Your assignment: Pull out every line below containing the word "voice".

Entries taken from a collection
_ _ _

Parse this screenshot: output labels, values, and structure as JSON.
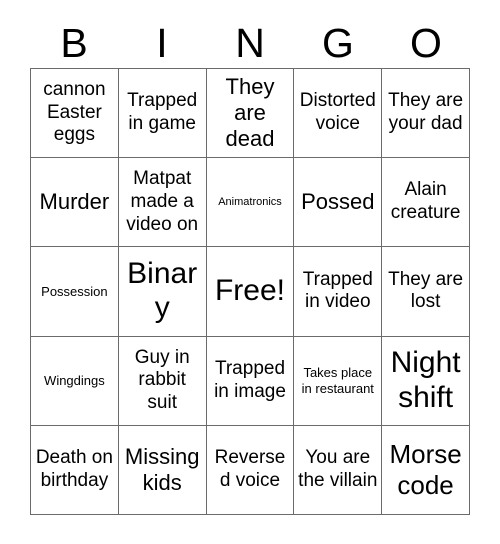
{
  "card": {
    "title": "BINGO",
    "header_letters": [
      "B",
      "I",
      "N",
      "G",
      "O"
    ],
    "grid_size": "5x5",
    "free_space": "Free!",
    "colors": {
      "background": "#ffffff",
      "text": "#000000",
      "grid_line": "#6b6b6b"
    },
    "rows": [
      [
        {
          "text": "cannon Easter eggs",
          "size": "md"
        },
        {
          "text": "Trapped in game",
          "size": "md"
        },
        {
          "text": "They are dead",
          "size": "lg"
        },
        {
          "text": "Distorted voice",
          "size": "md"
        },
        {
          "text": "They are your dad",
          "size": "md"
        }
      ],
      [
        {
          "text": "Murder",
          "size": "lg"
        },
        {
          "text": "Matpat made a video on",
          "size": "md"
        },
        {
          "text": "Animatronics",
          "size": "xs"
        },
        {
          "text": "Possed",
          "size": "lg"
        },
        {
          "text": "Alain creature",
          "size": "md"
        }
      ],
      [
        {
          "text": "Possession",
          "size": "sm"
        },
        {
          "text": "Binary",
          "size": "xxl"
        },
        {
          "text": "Free!",
          "size": "xxl"
        },
        {
          "text": "Trapped in video",
          "size": "md"
        },
        {
          "text": "They are lost",
          "size": "md"
        }
      ],
      [
        {
          "text": "Wingdings",
          "size": "sm"
        },
        {
          "text": "Guy in rabbit suit",
          "size": "md"
        },
        {
          "text": "Trapped in image",
          "size": "md"
        },
        {
          "text": "Takes place in restaurant",
          "size": "sm"
        },
        {
          "text": "Night shift",
          "size": "xxl"
        }
      ],
      [
        {
          "text": "Death on birthday",
          "size": "md"
        },
        {
          "text": "Missing kids",
          "size": "lg"
        },
        {
          "text": "Reversed voice",
          "size": "md"
        },
        {
          "text": "You are the villain",
          "size": "md"
        },
        {
          "text": "Morse code",
          "size": "xl"
        }
      ]
    ]
  }
}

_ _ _

Output for this exercise:
          "text": "Distorted voice",
          "text": "Reversed voice",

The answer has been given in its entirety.